**Exercise goal**
Repeat the listing in full. Nothing may be added or left out.

**Task input**
»»

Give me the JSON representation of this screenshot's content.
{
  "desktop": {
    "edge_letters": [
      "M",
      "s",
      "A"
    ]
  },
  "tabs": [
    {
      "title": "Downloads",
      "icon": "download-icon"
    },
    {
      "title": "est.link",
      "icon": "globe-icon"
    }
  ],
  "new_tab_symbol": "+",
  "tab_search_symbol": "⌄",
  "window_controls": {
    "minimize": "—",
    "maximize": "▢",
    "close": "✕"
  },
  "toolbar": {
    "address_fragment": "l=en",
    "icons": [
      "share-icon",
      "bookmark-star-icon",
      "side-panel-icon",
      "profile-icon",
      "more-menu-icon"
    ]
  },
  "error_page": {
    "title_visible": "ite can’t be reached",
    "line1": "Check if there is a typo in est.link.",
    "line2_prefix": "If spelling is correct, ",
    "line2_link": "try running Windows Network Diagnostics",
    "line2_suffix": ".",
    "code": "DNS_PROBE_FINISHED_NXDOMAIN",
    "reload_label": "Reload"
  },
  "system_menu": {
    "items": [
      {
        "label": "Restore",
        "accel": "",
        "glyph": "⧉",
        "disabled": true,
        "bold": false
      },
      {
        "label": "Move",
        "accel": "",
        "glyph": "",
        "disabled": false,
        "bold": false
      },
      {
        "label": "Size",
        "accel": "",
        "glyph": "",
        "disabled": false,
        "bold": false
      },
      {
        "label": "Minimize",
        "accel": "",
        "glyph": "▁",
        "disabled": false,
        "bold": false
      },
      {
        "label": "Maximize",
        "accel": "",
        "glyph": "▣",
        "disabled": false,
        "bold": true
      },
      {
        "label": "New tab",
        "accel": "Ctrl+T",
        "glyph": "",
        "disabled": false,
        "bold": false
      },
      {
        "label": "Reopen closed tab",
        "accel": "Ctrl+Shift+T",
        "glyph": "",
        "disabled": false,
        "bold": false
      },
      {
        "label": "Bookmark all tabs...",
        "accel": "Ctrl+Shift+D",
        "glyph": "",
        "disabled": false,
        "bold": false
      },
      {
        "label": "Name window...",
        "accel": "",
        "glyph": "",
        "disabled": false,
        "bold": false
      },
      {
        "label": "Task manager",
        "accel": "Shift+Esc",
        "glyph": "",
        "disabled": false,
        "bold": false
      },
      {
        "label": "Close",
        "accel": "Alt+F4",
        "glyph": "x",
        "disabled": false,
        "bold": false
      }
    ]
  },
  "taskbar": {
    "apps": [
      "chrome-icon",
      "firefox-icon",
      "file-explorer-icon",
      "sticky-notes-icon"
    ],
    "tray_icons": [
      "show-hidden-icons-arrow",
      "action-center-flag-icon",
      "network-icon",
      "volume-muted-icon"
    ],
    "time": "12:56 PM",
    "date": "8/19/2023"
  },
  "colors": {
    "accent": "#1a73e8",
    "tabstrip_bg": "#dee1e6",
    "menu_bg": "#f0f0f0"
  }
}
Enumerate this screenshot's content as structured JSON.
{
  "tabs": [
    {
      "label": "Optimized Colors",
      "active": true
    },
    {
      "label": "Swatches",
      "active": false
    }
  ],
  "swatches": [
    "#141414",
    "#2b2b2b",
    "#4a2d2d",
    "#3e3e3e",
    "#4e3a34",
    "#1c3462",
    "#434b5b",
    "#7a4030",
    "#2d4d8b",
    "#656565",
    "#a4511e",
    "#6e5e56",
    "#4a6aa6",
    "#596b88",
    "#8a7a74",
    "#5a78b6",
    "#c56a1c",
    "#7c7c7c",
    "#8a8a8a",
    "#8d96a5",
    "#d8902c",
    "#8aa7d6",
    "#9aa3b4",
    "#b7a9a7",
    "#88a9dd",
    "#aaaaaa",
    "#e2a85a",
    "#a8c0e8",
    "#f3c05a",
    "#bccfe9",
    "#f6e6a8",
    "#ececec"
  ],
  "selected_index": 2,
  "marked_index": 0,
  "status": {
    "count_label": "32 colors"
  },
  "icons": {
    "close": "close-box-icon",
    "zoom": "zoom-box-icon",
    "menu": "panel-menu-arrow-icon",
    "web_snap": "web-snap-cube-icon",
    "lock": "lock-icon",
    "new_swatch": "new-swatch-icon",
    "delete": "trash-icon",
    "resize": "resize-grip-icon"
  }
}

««

**Exercise answer**
Give me the JSON representation of this screenshot's content.
{
  "desktop": {
    "edge_letters": [
      "M",
      "s",
      "A"
    ]
  },
  "tabs": [
    {
      "title": "Downloads",
      "icon": "download-icon"
    },
    {
      "title": "est.link",
      "icon": "globe-icon"
    }
  ],
  "new_tab_symbol": "+",
  "tab_search_symbol": "⌄",
  "window_controls": {
    "minimize": "—",
    "maximize": "▢",
    "close": "✕"
  },
  "toolbar": {
    "address_fragment": "l=en",
    "icons": [
      "share-icon",
      "bookmark-star-icon",
      "side-panel-icon",
      "profile-icon",
      "more-menu-icon"
    ]
  },
  "error_page": {
    "title_visible": "ite can’t be reached",
    "line1": "Check if there is a typo in est.link.",
    "line2_prefix": "If spelling is correct, ",
    "line2_link": "try running Windows Network Diagnostics",
    "line2_suffix": ".",
    "code": "DNS_PROBE_FINISHED_NXDOMAIN",
    "reload_label": "Reload"
  },
  "system_menu": {
    "items": [
      {
        "label": "Restore",
        "accel": "",
        "glyph": "⧉",
        "disabled": true,
        "bold": false
      },
      {
        "label": "Move",
        "accel": "",
        "glyph": "",
        "disabled": false,
        "bold": false
      },
      {
        "label": "Size",
        "accel": "",
        "glyph": "",
        "disabled": false,
        "bold": false
      },
      {
        "label": "Minimize",
        "accel": "",
        "glyph": "▁",
        "disabled": false,
        "bold": false
      },
      {
        "label": "Maximize",
        "accel": "",
        "glyph": "▣",
        "disabled": false,
        "bold": true
      },
      {
        "label": "New tab",
        "accel": "Ctrl+T",
        "glyph": "",
        "disabled": false,
        "bold": false
      },
      {
        "label": "Reopen closed tab",
        "accel": "Ctrl+Shift+T",
        "glyph": "",
        "disabled": false,
        "bold": false
      },
      {
        "label": "Bookmark all tabs...",
        "accel": "Ctrl+Shift+D",
        "glyph": "",
        "disabled": false,
        "bold": false
      },
      {
        "label": "Name window...",
        "accel": "",
        "glyph": "",
        "disabled": false,
        "bold": false
      },
      {
        "label": "Task manager",
        "accel": "Shift+Esc",
        "glyph": "",
        "disabled": false,
        "bold": false
      },
      {
        "label": "Close",
        "accel": "Alt+F4",
        "glyph": "x",
        "disabled": false,
        "bold": false
      }
    ]
  },
  "taskbar": {
    "apps": [
      "chrome-icon",
      "firefox-icon",
      "file-explorer-icon",
      "sticky-notes-icon"
    ],
    "tray_icons": [
      "show-hidden-icons-arrow",
      "action-center-flag-icon",
      "network-icon",
      "volume-muted-icon"
    ],
    "time": "12:56 PM",
    "date": "8/19/2023"
  },
  "colors": {
    "accent": "#1a73e8",
    "tabstrip_bg": "#dee1e6",
    "menu_bg": "#f0f0f0"
  }
}
Enumerate this screenshot's content as structured JSON.
{
  "tabs": [
    {
      "label": "Optimized Colors",
      "active": true
    },
    {
      "label": "Swatches",
      "active": false
    }
  ],
  "swatches": [
    "#141414",
    "#2b2b2b",
    "#4a2d2d",
    "#3e3e3e",
    "#4e3a34",
    "#1c3462",
    "#434b5b",
    "#7a4030",
    "#2d4d8b",
    "#656565",
    "#a4511e",
    "#6e5e56",
    "#4a6aa6",
    "#596b88",
    "#8a7a74",
    "#5a78b6",
    "#c56a1c",
    "#7c7c7c",
    "#8a8a8a",
    "#8d96a5",
    "#d8902c",
    "#8aa7d6",
    "#9aa3b4",
    "#b7a9a7",
    "#88a9dd",
    "#aaaaaa",
    "#e2a85a",
    "#a8c0e8",
    "#f3c05a",
    "#bccfe9",
    "#f6e6a8",
    "#ececec"
  ],
  "selected_index": 2,
  "marked_index": 0,
  "status": {
    "count_label": "32 colors"
  },
  "icons": {
    "close": "close-box-icon",
    "zoom": "zoom-box-icon",
    "menu": "panel-menu-arrow-icon",
    "web_snap": "web-snap-cube-icon",
    "lock": "lock-icon",
    "new_swatch": "new-swatch-icon",
    "delete": "trash-icon",
    "resize": "resize-grip-icon"
  }
}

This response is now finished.